Worry not, the Friday Blog hasn’t taken a leftfield turn into covering obscure 80s bands for which even Barry Hughes or Phil Ratcliffe would struggle to name more than one song they recorded. No, this week’s headline is far more literal – as any suppliers and retailers dealing directly with China will know only too well, this year has seen a steady stream of challenges, which have gradually turned from being a short-term inconvenience into something potentially far more problematic.
For anyone who has been asleep (or on furlough) since the turn of the year, a very rough summary goes thus: major fuel and raw material price increases, along with increased lead times exacerbated by severe container shortages and rising shipping costs, have put huge pressure on suppliers to increase prices to mitigate their spiralling costs. This week has seen further complications thrown into the mix, in the form of power shortages and rumours of fresh Covid outbreaks in China. First, let’s look at the power situation: several cities in Guangdong (where many toy factories are located) have apparently asked factories to curb power usage by suspending operations for hours or even days at a time, as a combination of high factory activity and hot weather have placed considerable strain on the region’s power system. Apparently, a combination of strong global demand and extra air conditioning required in sweltering heat has pushed the local grid to its limits, not only resulting in power shortages, but also causing short-term electricity prices to surge.
According to well-placed sources, the situation has been compounded by local outbreaks of Covid, which have resulted in some factories being forced to shut down entirely. I have this on relatively good authority – both from people on the ground and also people in the UK and US talking to local factory owners. However, officially, there are no Covid outbreaks – at least, not according to Chinese media or government sources, who are maintaining their stance that China has the Covid situation firmly under control. Indeed, it doesn’t even want to open the local borders and let people from Hong Kong into China, lest they bring the disease with them (allegedly). This column would be filled with eye-roll emojis if the formatting allowed it…
All of these seemingly endless complications are certainly not helping to bring the shipping situation under control – one supplier was complaining to me this week that he had been forced to pay $16,000 for a container, while there are online reports of auction rates for short-term container slots exceeding $20,000. And for those people who had hoped this was just going to be a short-term issue lasting only a couple of months, that hope is perhaps looking a tad optimistic…

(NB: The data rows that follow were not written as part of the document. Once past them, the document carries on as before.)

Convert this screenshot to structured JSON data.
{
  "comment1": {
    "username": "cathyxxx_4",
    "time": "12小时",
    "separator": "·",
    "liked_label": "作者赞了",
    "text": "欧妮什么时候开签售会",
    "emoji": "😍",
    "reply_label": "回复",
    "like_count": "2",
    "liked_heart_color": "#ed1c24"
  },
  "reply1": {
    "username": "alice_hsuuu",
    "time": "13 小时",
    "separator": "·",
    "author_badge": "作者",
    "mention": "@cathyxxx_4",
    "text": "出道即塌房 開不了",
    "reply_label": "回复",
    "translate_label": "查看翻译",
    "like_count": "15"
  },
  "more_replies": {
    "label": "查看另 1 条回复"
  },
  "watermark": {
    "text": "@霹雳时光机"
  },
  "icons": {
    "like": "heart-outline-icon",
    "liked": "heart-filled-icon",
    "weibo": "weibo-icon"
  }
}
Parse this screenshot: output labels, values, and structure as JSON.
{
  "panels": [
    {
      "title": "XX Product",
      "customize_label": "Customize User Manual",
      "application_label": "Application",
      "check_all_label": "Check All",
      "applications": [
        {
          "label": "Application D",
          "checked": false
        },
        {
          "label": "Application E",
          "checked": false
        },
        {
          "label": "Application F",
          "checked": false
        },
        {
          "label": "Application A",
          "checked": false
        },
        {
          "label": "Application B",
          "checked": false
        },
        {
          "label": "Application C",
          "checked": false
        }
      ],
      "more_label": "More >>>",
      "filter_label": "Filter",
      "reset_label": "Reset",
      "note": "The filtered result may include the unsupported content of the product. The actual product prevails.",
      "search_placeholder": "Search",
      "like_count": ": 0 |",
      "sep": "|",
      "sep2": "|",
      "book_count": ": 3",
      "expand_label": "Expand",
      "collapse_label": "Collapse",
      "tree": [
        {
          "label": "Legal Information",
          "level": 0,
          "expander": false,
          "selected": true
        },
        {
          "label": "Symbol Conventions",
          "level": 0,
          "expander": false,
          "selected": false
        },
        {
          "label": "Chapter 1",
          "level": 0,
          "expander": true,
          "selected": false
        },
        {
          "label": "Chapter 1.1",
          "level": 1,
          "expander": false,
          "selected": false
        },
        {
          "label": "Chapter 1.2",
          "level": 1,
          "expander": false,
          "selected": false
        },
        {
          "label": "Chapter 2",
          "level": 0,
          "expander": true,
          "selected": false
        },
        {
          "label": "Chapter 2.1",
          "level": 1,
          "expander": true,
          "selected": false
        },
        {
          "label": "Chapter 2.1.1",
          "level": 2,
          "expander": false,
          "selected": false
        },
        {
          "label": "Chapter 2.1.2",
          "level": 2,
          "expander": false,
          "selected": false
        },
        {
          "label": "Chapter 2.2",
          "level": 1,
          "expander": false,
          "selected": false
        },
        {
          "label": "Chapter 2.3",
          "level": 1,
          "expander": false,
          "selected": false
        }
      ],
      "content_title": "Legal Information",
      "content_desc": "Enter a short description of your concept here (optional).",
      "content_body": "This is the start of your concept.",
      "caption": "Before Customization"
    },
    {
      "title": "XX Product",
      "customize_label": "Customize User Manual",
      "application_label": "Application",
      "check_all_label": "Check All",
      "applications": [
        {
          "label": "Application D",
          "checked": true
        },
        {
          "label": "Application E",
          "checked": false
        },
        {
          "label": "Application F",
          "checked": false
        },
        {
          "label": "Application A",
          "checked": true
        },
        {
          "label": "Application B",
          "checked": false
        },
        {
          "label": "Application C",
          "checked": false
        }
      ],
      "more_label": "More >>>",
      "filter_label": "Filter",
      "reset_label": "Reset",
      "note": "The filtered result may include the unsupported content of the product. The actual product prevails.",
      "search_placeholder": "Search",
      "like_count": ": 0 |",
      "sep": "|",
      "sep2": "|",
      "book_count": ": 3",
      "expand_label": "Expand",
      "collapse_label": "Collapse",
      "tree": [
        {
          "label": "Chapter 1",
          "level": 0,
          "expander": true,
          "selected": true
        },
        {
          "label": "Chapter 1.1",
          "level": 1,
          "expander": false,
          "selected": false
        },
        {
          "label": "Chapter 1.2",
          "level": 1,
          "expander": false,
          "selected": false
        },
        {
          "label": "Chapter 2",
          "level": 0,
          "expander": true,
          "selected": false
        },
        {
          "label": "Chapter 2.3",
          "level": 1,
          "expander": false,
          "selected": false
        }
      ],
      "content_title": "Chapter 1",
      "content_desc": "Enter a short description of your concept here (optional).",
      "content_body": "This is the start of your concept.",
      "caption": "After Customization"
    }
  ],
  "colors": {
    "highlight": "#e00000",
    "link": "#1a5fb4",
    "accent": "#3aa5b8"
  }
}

Someone even went so far as to post on my LinkedIn feed: “Trump was right – time to move production back to the US & Europe.” Indeed, at first glance, there may be some logic to ‘reshoring’, or at very least looking at alternative production options closer to home, such as Turkey or other European facilities. That said, there would also be many potential challenges in pursuing that strategy – not least the question of whether the manufacturing capacity / infrastructure is quite there if everyone looked to move away from China simultaneously. However, the whole question of supply chain diversification definitely justifies further investigation. I just have difficulty with the phrase ‘Trump was right’ – albeit even a broken watch is right twice a day.
To be fair, with all the challenges China is currently facing, there is little doubt that the surge in global demand for consumer goods is a major factor behind many of them, making it a better class of problem in many respects. NPD released the sales data for the US toy market between January – April this week: I thought the UK was doing well, but driven by generous stimulus cheques, the US market has absolutely exploded in Q1. Sales increased by 27%, equating to a whopping $1.5b additional sales. With further handouts – in the form of child tax credits – due to put extra cash into parents’ hands every month from July to December, it would appear that the US toy market’s stellar performance is set to continue throughout 2021.
We’re seeing evidence that the UK market is well on the road to recovery too: in addition to Hornby’s strong set of results, stories this week have included new marketing campaigns being launched, new funding secured, and new distribution and licensing deals being signed. I also know of a couple of senior people taking on new roles that we will be able to announce shortly, while our recruitment section has literally never looked so healthy – we had to find a way to extend it this week, in order to fit on all the companies who wanted to advertise new vacancies.
Of course, it’s not all plain sailing: I heard of a certain online retailer (go on, take a guess…. yes, that’s the one) which placed a large order with a UK toy supplier for a line which the company has never stocked. Naturally, the company didn’t – couldn’t – deliver it. So, the online platform deducted a hefty sum from the company’s account for non-delivery… of an item it physically couldn’t supply. Despite subsequently admitting fault, the online platform still hasn’t recompensed the supplier, despite this unfortunate error occurring quite a while back. As they say, at least Dick Turpin wore a mask…
Thankfully, the toy company in question is large enough for this unfortunate incident not to have crippled its cash flow, but there is no doubt it could have completely pole-axed a smaller supplier. And yet, if the ‘revolutionary’ G7 global minimum tax initiative does actually go ahead as planned, it appears that the online retailer in question is unlikely to be affected, because the new regulations will only apply to companies which have a 10%+ profit margin – which this company insists it does not. No, sorry, I’m all out of eye-roll emojis.
Finally, as the Toy Trust’s Around the World in 80 Hours event starts today, we wish the participating companies all the best – and I just hope they find it a whole lot easier to get ‘around the world’ than their containers are at the moment.